• [The problem]
Copy each record below exactly, please, and leave its pictures out.

[Dataset excerpts — start]

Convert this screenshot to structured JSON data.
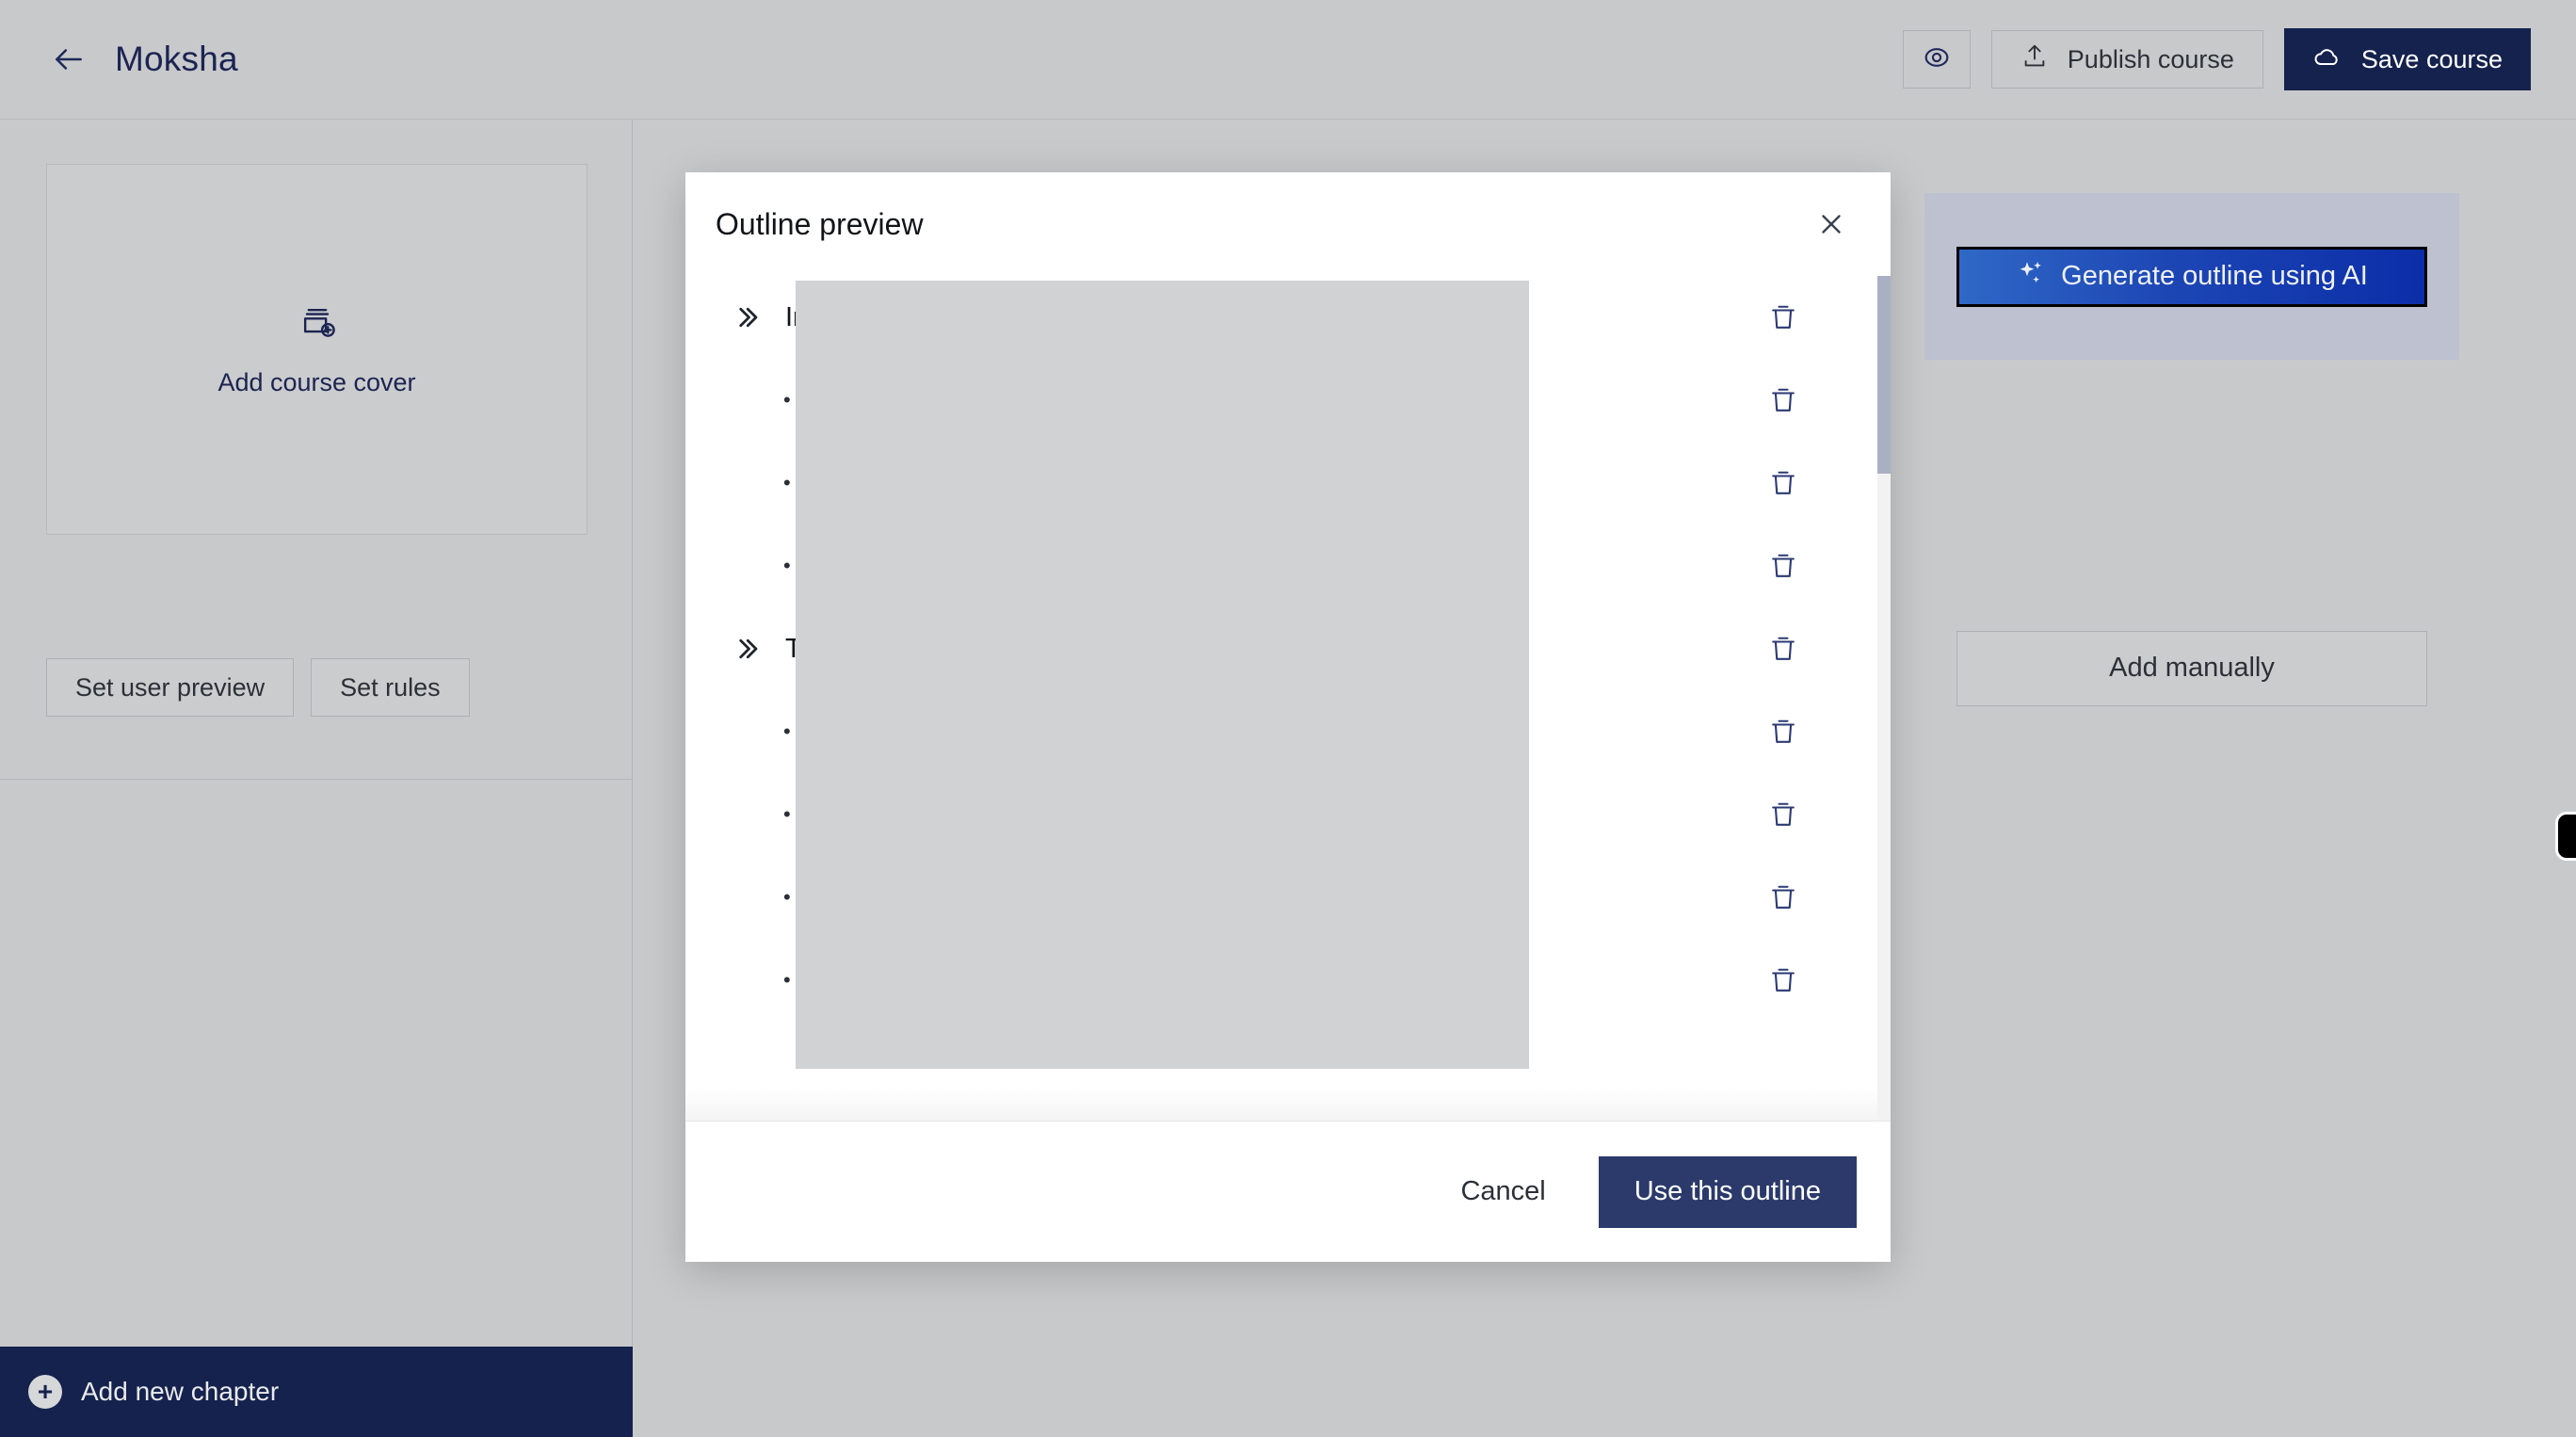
{
  "topbar": {
    "back_icon": "arrow-left-icon",
    "title": "Moksha",
    "preview_icon": "eye-icon",
    "publish_label": "Publish course",
    "publish_icon": "upload-icon",
    "save_label": "Save course",
    "save_icon": "cloud-icon",
    "save_bg": "#15224e"
  },
  "sidebar": {
    "cover_label": "Add course cover",
    "cover_icon": "image-stack-plus-icon",
    "set_user_preview_label": "Set user preview",
    "set_rules_label": "Set rules",
    "add_chapter_label": "Add new chapter",
    "add_chapter_icon": "plus-circle-icon",
    "add_chapter_bg": "#15224e"
  },
  "content": {
    "generate_label": "Generate outline using AI",
    "generate_icon": "sparkles-icon",
    "generate_gradient_from": "#2f68c6",
    "generate_gradient_to": "#0b2ea8",
    "add_manually_label": "Add manually",
    "edge_tab_icon": "panel-handle-icon"
  },
  "modal": {
    "title": "Outline preview",
    "close_icon": "close-icon",
    "cancel_label": "Cancel",
    "use_label": "Use this outline",
    "use_bg": "#2b3a6b",
    "delete_icon": "trash-icon",
    "expand_icon": "chevron-double-right-icon",
    "bullet_glyph": "•",
    "rows": [
      {
        "type": "chapter",
        "text": "In"
      },
      {
        "type": "lesson",
        "text": ""
      },
      {
        "type": "lesson",
        "text": ""
      },
      {
        "type": "lesson",
        "text": ""
      },
      {
        "type": "chapter",
        "text": "T"
      },
      {
        "type": "lesson",
        "text": ""
      },
      {
        "type": "lesson",
        "text": ""
      },
      {
        "type": "lesson",
        "text": ""
      },
      {
        "type": "lesson",
        "text": ""
      }
    ]
  }
}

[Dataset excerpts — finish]

• [Answer section]
Convert this screenshot to structured JSON data.
{
  "topbar": {
    "back_icon": "arrow-left-icon",
    "title": "Moksha",
    "preview_icon": "eye-icon",
    "publish_label": "Publish course",
    "publish_icon": "upload-icon",
    "save_label": "Save course",
    "save_icon": "cloud-icon",
    "save_bg": "#15224e"
  },
  "sidebar": {
    "cover_label": "Add course cover",
    "cover_icon": "image-stack-plus-icon",
    "set_user_preview_label": "Set user preview",
    "set_rules_label": "Set rules",
    "add_chapter_label": "Add new chapter",
    "add_chapter_icon": "plus-circle-icon",
    "add_chapter_bg": "#15224e"
  },
  "content": {
    "generate_label": "Generate outline using AI",
    "generate_icon": "sparkles-icon",
    "generate_gradient_from": "#2f68c6",
    "generate_gradient_to": "#0b2ea8",
    "add_manually_label": "Add manually",
    "edge_tab_icon": "panel-handle-icon"
  },
  "modal": {
    "title": "Outline preview",
    "close_icon": "close-icon",
    "cancel_label": "Cancel",
    "use_label": "Use this outline",
    "use_bg": "#2b3a6b",
    "delete_icon": "trash-icon",
    "expand_icon": "chevron-double-right-icon",
    "bullet_glyph": "•",
    "rows": [
      {
        "type": "chapter",
        "text": "In"
      },
      {
        "type": "lesson",
        "text": ""
      },
      {
        "type": "lesson",
        "text": ""
      },
      {
        "type": "lesson",
        "text": ""
      },
      {
        "type": "chapter",
        "text": "T"
      },
      {
        "type": "lesson",
        "text": ""
      },
      {
        "type": "lesson",
        "text": ""
      },
      {
        "type": "lesson",
        "text": ""
      },
      {
        "type": "lesson",
        "text": ""
      }
    ]
  }
}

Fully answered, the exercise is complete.